Part of the pleasure of running (as opposed to jogging) as a hobby is that you can indulge your addiction without much need for paraphernalia. Other addictions (intravenous drug use, drinking, dungeons and dragons) require a less socially acceptable equipment list.
Our summer of riding the iron horse across the old countries of Europe involved stops in Cologne/Sauerland, Berlin, Brisighella, Antibes and Carcassonne. Each one came with a warm welcome from friends, family and strangers who displayed equal measures of curiosity and charity at out definition of a “summer holiday”.
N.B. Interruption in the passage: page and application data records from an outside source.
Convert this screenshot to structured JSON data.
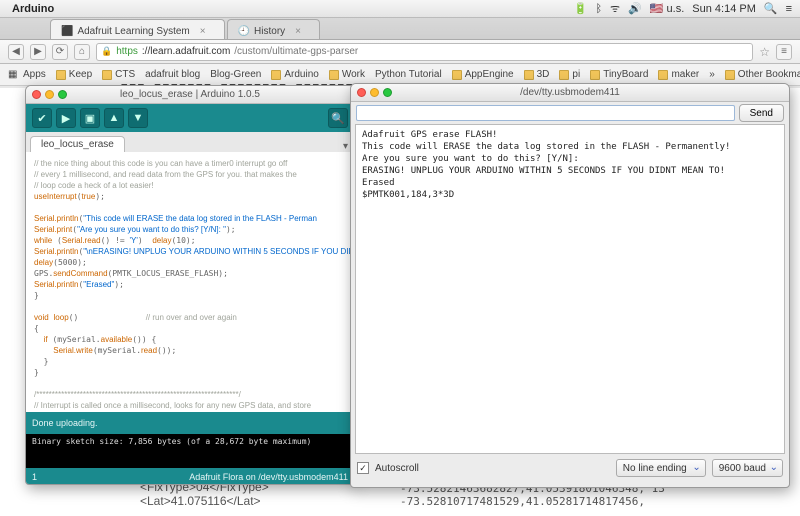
{
  "menubar": {
    "app": "Arduino",
    "battery": "🔋",
    "wifi": "ᯤ",
    "volume": "🔊",
    "bt": "ᛒ",
    "flag": "🇺🇸 u.s.",
    "clock": "Sun 4:14 PM",
    "spotlight": "🔍",
    "notif": "≡"
  },
  "chrome": {
    "tabs": [
      {
        "label": "Adafruit Learning System",
        "icon": "⬛"
      },
      {
        "label": "History",
        "icon": "🕘"
      }
    ],
    "tab_close": "×",
    "nav": {
      "back": "◀",
      "forward": "▶",
      "reload": "⟳",
      "home": "⌂",
      "menu": "≡"
    },
    "url": {
      "lock": "🔒",
      "scheme": "https",
      "host": "://learn.adafruit.com",
      "path": "/custom/ultimate-gps-parser"
    },
    "star": "☆",
    "bookmarks": {
      "apps": "Apps",
      "keep": "Keep",
      "cts": "CTS",
      "adafruit": "adafruit blog",
      "bloggreen": "Blog-Green",
      "arduino": "Arduino",
      "work": "Work",
      "python": "Python Tutorial",
      "appengine": "AppEngine",
      "threed": "3D",
      "pi": "pi",
      "tinyboard": "TinyBoard",
      "maker": "maker",
      "other": "Other Bookmarks",
      "chevron": "»"
    }
  },
  "page": {
    "toprow": "FFF,FFFFFFF,FFFFFFFF,FFFFFFFF,F",
    "xml_fixtype": "<FixType>04</FixType>",
    "xml_lat": "<Lat>41.075116</Lat>",
    "nums": "-73.52821463682827,41.05391801046348,\n13\n-73.52810717481529,41.05281714817456,"
  },
  "ide": {
    "title": "leo_locus_erase | Arduino 1.0.5",
    "tab": "leo_locus_erase",
    "toolbar_icons": [
      "✔",
      "▶",
      "▣",
      "▲",
      "▼"
    ],
    "serial_icon": "🔍",
    "dropdown": "▾",
    "status": "Done uploading.",
    "console": "Binary sketch size: 7,856 bytes (of a 28,672 byte maximum)",
    "footer_left": "1",
    "footer_right": "Adafruit Flora on /dev/tty.usbmodem411"
  },
  "serial": {
    "title": "/dev/tty.usbmodem411",
    "send": "Send",
    "body": "Adafruit GPS erase FLASH!\nThis code will ERASE the data log stored in the FLASH - Permanently!\nAre you sure you want to do this? [Y/N]:\nERASING! UNPLUG YOUR ARDUINO WITHIN 5 SECONDS IF YOU DIDNT MEAN TO!\nErased\n$PMTK001,184,3*3D",
    "autoscroll": "Autoscroll",
    "check": "✓",
    "lineending": "No line ending",
    "baud": "9600 baud"
  }
}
I got an easy run of about 6 or 7 miles in in Cologne and shared some of this with my 9 year old daughter (who thinks running is “cool”). That was a run about the process and not the product (i.e. very slow but very memorable).
In our day between Cologne and the Sauerland (the West Cork of North Rhine-Westphalia) we dropped into the Red Dot Design Museum in Essen. If you have any aesthetic IQ you’ll love the place. It’s chocked full of things that have been well designed and work well (the right balance of form and function). There were cars, lights, chairs, tools, clothes, kitchen appliances, the lot.
There were one or two areas that lost me though: the vibrators seemed to look more like kitchen utensils. I took this as another sign post on my journey to middle age. Soon I’ll be telling nobody in particular that girls in short skirts will “catch their death of cold”.
Towards the end of the museum there was one section for random stuff they couldn’t classify but for the life of me I was struggling to understand how these things ended up here.
After our tour of the world of good design we made our way to Niedersfeld to stay with our friends. Niedersfeld is in the Sauerland, a hilly rural area that seems to be a bit of a secret the Germans don’t want to tell the rest of us about.
I tried my hand at water skiing. It’s one of those sports where if you pull it off successfully you look lithe and graceful, almost balletic. If you don’t pull it off successfully you tend to look like someone crouching in the “bear shitting in the woods” position being dragged across a lake. I was in the latter camp (from the photos) but I thought I was in the former.
While I could take the crouching bear humiliation on the chin, I was having a bit of trouble with the crashing. I managed to break my ribs in spectacular fashion by wiping out several times. As I hit the water for the last time and my ability to breath was sucked from my chest I wondered what the German for “Emergency Room” was. As I swam sloooowly to the edge of the lake I was also glad I had nothing challenging in front of me like lugging a 25kg pack around for the next 2 weeks….hmmmmm.
To be fair, there were differing schools of thought on the “breakiness” of my ribs. Other adjectives deployed but the cynics to describe the ribs were “cracked” and “bruised” but these people (my wife and kids) playing loose and fast with my health just didn’t understand my stoic nature and amazing capacity to endure pain. The 400mg of Neurofen required to sleep was enough for me to believe they were broken.
Now, what do you do with freshly broken ribs? “Take it easy” seems to be the stock prescription in the ladybird book of medicine (as “shoot” is in the corresponding book of equine medicine) but I hadn’t found out what the German for “Emergency Room” was so I went running.
The first 500m of my run were so painful as to be almost debilitating, The inability to breath, not being able to hold my core upright, my left arm not swinging properly, every footstep sending a jolt of pain through my body. So I stopped, right?
Wrong – I got lost in the mountains for 10 miles. So lost I started wondering what the German for “Helicopter Rescue” was. Still, as I made my way back to civilisation on a narrow downhill mountain bike single track I realised that my ribs were not hurting as much any more. Sure, for the next 7 days I’d be crippled, but at that moment I was happy. The pointless run is a rare thing. Normally the distance, the purpose, the speed are all pre-arranged within some sort of wider scheme, some sort of larger “must get things done” framework. It’s rare to head off on a random run.
The Sauerland was a revelation; understated, easy going, a bit of a Mecca for off-road pursuits like mountain biking, winter sports, running and walking. A great place to decompress from life.
As we headed off with my busted ribs to our next destination we were sorry to leave it go although the idea of running around Berlin was something I was looking forward to.